"Ed Miliband’s bid to loosen the unions’ financial grip on Labour is to be delayed for five years amid fears it could ‘bankrupt’ the party, aides admitted last night. The Labour leader had pledged a major shake-up of the party’s long-standing links with the union movement in the wake of the Falkirk vote-rigging scandal. Yesterday, the party’s ruling National Executive Committee backed a watered-down package of reforms, expected to be rubber-stamped by a special conference next month. Mr Miliband hailed the package as ‘historic’ and claimed it would help reconnect the party with working people."


From the Sun/YouGov poll:

Labour 39

Conservatives 33

Ukip 13

Lib Dems 8

That would give Labour a majority of 78.


Daniel Finkelstein, writing in the Times, says: "Once a power in the land the union movement still dominates the public sector - but for how much longer?"

Tim Bale, writing in the Telegraph, says: "Timothy Yeo's deselection: Is this the start of a Tory Spring?"

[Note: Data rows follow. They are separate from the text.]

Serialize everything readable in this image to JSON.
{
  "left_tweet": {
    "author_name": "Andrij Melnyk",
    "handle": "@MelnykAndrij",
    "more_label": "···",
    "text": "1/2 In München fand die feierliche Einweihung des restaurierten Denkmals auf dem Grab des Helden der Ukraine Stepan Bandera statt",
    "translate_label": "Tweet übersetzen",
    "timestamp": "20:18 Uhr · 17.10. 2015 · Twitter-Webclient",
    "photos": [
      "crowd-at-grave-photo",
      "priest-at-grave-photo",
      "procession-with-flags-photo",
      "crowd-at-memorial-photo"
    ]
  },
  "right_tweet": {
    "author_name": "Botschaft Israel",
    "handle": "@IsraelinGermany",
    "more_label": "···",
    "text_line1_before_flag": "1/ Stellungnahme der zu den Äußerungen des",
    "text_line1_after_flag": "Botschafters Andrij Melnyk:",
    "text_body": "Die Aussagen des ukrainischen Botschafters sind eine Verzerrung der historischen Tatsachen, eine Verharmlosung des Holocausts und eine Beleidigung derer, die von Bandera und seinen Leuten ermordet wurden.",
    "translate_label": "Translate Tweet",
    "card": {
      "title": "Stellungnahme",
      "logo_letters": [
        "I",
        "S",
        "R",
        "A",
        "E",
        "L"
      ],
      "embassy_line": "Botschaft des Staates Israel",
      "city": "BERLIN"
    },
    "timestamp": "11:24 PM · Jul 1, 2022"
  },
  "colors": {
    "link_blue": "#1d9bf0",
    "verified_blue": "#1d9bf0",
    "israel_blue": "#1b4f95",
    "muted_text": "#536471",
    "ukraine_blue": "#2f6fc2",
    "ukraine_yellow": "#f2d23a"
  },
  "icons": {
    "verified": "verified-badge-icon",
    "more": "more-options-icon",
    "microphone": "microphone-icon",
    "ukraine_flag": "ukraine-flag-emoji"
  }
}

Matthew Norman, writing in the Independent, says: "There’s nothing the Right enjoys more than demonising Bob Crow. But why shouldn’t the Tube union’s boss take a holiday?"

Got something you want to share? Please send any stories/tips/quotes/pix/plugs/gossip to Mehdi Hasan (mehdi.hasan@huffingtonpost.com) or Ned Simons (ned.simons@huffingtonpost.com). You can also follow us on Twitter: @mehdirhasan, @nedsimons and @huffpostukpol